Nor does the proposed strategy for addressing the anticipated "shortfall" demonstrate the ability to consider means and ends at the same time. To prepare each scenario, we have been asked to identify "FTE, rank, grade, etc." The debasement of language in these terms obscures the faces of full-time untenured faculty, long-time adjunct faculty and the deletion of new hires vital to sustaining, let alone expanding, programs to meet student needs. In meetings and through written communications, the faculty have asked for explanations and information that would substantiate the need for such drastic and unreflective actions. We are still waiting for answers. Dr. Richard Weber, Economic Consultant to CAS, concluded in his 1994 analysis of the financial statements of U-M-Flint: "The analysis shows University of Michigan-Flint in good financial health." We have been told there is no time for thoughtful program review. There is no time to coordinate allocations with the vision that might emerge from the academic planning effort currently under way. There is no time or opportunity to consider alternative responses, such as reducing or eliminating ancillary functions that neither educate students nor generate revenue. Nor is anyone invited to think through the negative effects on BOTH the person forced to inscribe the name on the list as well as on the person targeted for layoff. Important non-base funded initiatives to promote diversity in the curriculum and the faculty, to enhance general education and to internationalize the campus are ignored.

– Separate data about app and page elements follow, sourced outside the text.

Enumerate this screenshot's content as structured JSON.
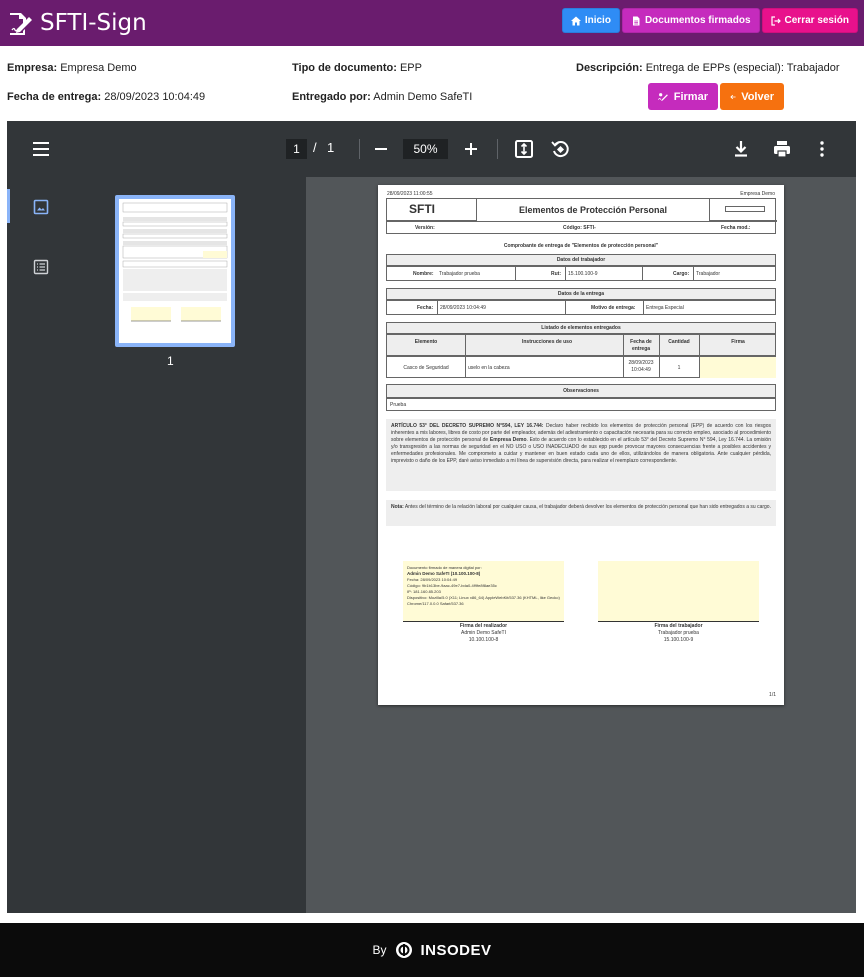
{
  "app": {
    "title": "SFTI-Sign"
  },
  "nav": {
    "inicio": "Inicio",
    "documentos": "Documentos firmados",
    "cerrar": "Cerrar sesión"
  },
  "info": {
    "empresa_label": "Empresa:",
    "empresa_value": "Empresa Demo",
    "tipo_label": "Tipo de documento:",
    "tipo_value": "EPP",
    "desc_label": "Descripción:",
    "desc_value": "Entrega de EPPs (especial): Trabajador",
    "fecha_label": "Fecha de entrega:",
    "fecha_value": "28/09/2023 10:04:49",
    "entregado_label": "Entregado por:",
    "entregado_value": "Admin Demo SafeTI"
  },
  "actions": {
    "firmar": "Firmar",
    "volver": "Volver"
  },
  "viewer": {
    "page_current": "1",
    "page_sep": "/",
    "page_total": "1",
    "zoom": "50%",
    "thumb_label": "1"
  },
  "doc": {
    "timestamp": "28/09/2023 11:00:55",
    "company": "Empresa Demo",
    "logo": "SFTI",
    "title": "Elementos de Protección Personal",
    "version_label": "Versión:",
    "codigo_label": "Código: SFTI-",
    "fecha_mod_label": "Fecha mod.:",
    "comprobante": "Comprobante de entrega de \"Elementos de protección personal\"",
    "datos_trabajador": "Datos del trabajador",
    "nombre_label": "Nombre:",
    "nombre_value": "Trabajador prueba",
    "rut_label": "Rut:",
    "rut_value": "15.100.100-9",
    "cargo_label": "Cargo:",
    "cargo_value": "Trabajador",
    "datos_entrega": "Datos de la entrega",
    "fecha_label": "Fecha:",
    "fecha_value": "28/09/2023 10:04:49",
    "motivo_label": "Motivo de entrega:",
    "motivo_value": "Entrega Especial",
    "listado": "Listado de elementos entregados",
    "col_elemento": "Elemento",
    "col_instrucciones": "Instrucciones de uso",
    "col_fecha": "Fecha de entrega",
    "col_cantidad": "Cantidad",
    "col_firma": "Firma",
    "row_elemento": "Casco de Seguridad",
    "row_instrucciones": "uselo en la cabeza",
    "row_fecha": "28/09/2023 10:04:49",
    "row_cantidad": "1",
    "observaciones": "Observaciones",
    "observaciones_value": "Prueba",
    "articulo_bold": "ARTÍCULO 53° DEL DECRETO SUPREMO N°594, LEY 16.744:",
    "articulo_text": "Declaro haber recibido los elementos de protección personal (EPP) de acuerdo con los riesgos inherentes a mis labores, libres de costo por parte del empleador, además del adiestramiento o capacitación necesaria para su correcto empleo, asociado al procedimiento sobre elementos de protección personal de",
    "articulo_company": "Empresa Demo",
    "articulo_text2": ". Esto de acuerdo con lo establecido en el artículo 53° del Decreto Supremo N° 594, Ley 16.744. La omisión y/o transgresión a las normas de seguridad en el NO USO o USO INADECUADO de sus epp puede provocar mayores consecuencias frente a posibles accidentes y enfermedades profesionales. Me comprometo a cuidar y mantener en buen estado cada uno de ellos, utilizándolos de manera obligatoria. Ante cualquier pérdida, imprevisto o daño de los EPP, daré aviso inmediato a mi línea de supervisión directa, para realizar el reemplazo correspondiente.",
    "nota_bold": "Nota:",
    "nota_text": "Antes del término de la relación laboral por cualquier causa, el trabajador deberá devolver los elementos de protección personal que han sido entregados a su cargo.",
    "sig1_line1": "Documento firmado de manera digital por:",
    "sig1_line2": "Admin Demo SafeTI (10.100.100-8)",
    "sig1_fecha": "Fecha: 28/09/2023 10:04:49",
    "sig1_codigo": "Código: 9b1b13be-9aac-49e7-bda0-4f9fe8f8ae35c",
    "sig1_ip": "IP: 181.160.85.203",
    "sig1_disp": "Dispositivo: Mozilla/5.0 (X11; Linux x86_64) AppleWebKit/537.36 (KHTML, like Gecko) Chrome/117.0.0.0 Safari/537.36",
    "sig1_title": "Firma del realizador",
    "sig1_name": "Admin Demo SafeTI",
    "sig1_rut": "10.100.100-8",
    "sig2_title": "Firma del trabajador",
    "sig2_name": "Trabajador prueba",
    "sig2_rut": "15.100.100-9",
    "page_num": "1/1"
  },
  "footer": {
    "by": "By",
    "brand": "INSODEV"
  },
  "colors": {
    "topbar": "#6a1c6e",
    "blue": "#2f8cf5",
    "purple": "#c52bbd",
    "pink": "#e8118c",
    "orange": "#f6710f"
  },
  "icons": [
    "signature-icon",
    "home-icon",
    "file-icon",
    "logout-icon",
    "pen-icon",
    "arrow-left-icon",
    "menu-icon",
    "minus-icon",
    "plus-icon",
    "fit-page-icon",
    "rotate-icon",
    "download-icon",
    "print-icon",
    "more-icon",
    "image-icon",
    "outline-icon"
  ]
}
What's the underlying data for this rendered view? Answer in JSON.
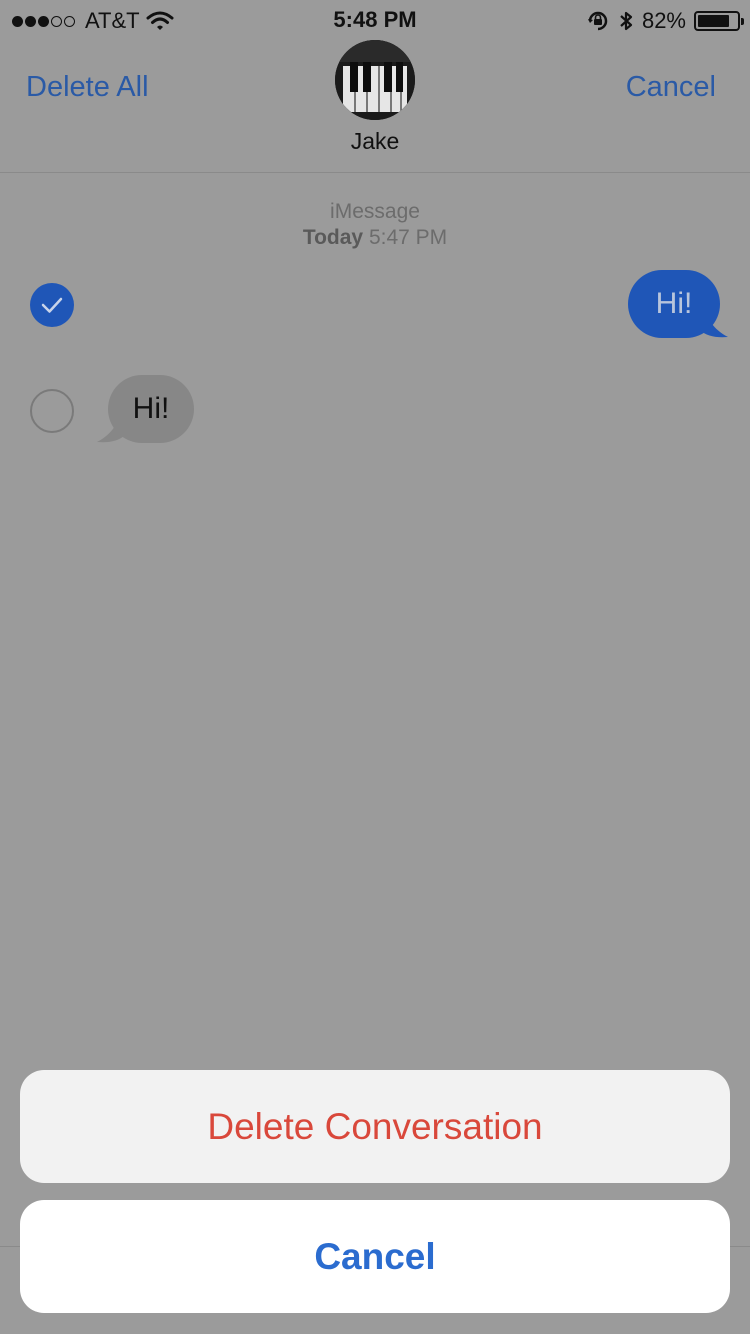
{
  "status_bar": {
    "carrier": "AT&T",
    "time": "5:48 PM",
    "battery_percent": "82%",
    "battery_level": 0.82,
    "signal_dots_filled": 3,
    "signal_dots_total": 5
  },
  "nav": {
    "delete_all_label": "Delete All",
    "cancel_label": "Cancel",
    "contact_name": "Jake"
  },
  "conversation": {
    "service": "iMessage",
    "day": "Today",
    "time": "5:47 PM",
    "messages": [
      {
        "text": "Hi!",
        "direction": "outgoing",
        "selected": true
      },
      {
        "text": "Hi!",
        "direction": "incoming",
        "selected": false
      }
    ]
  },
  "action_sheet": {
    "delete_label": "Delete Conversation",
    "cancel_label": "Cancel"
  },
  "colors": {
    "accent": "#2a5aa6",
    "destructive": "#d9483b",
    "bubble_out": "#1f56b7",
    "dim_background": "#9b9b9b"
  }
}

On the other hand, we have been encouraged to consider increasing class sizes, re-evaluating sabbatical policies, eliminating support for faculty with administrative or program development responsibilities. Fundamental academic principles of civil debate, analysis, reflection and revision have been waived by an administratively created sense of urgency. On March 22, 1995, the CAS faculty unanimously passed a motion requesting information from the Provost and Chancellor and called for an immediate freeze on administrative hiring. To date, three national searches for administrative positions are continuing.

As a first principle of academic life, faculty govern. Not because they are inherently better at governance but because the institution's primary purpose is teaching and learning which faculty ARE inherently better at!

Ultimately, the across-the-board budget reallocations which we are facing are not about money, but about reconstructing the University; they are about treating education as a cost center without considering it as a revenue center. But most of all, the reallocations ignore the responsibility that we as educators must abide by as well as the physician, "first, do no harm." A colleague once pointed out to me that in the University, the curriculum may be the soul, but the budget is the conscience. Recent events and the climate of decision making I have described have made me follow my conscience.

Jacqueline L. Zeff
Dean, College of Arts and Sciences

The University of Michigan-Flint

Thursday, April 6, 1995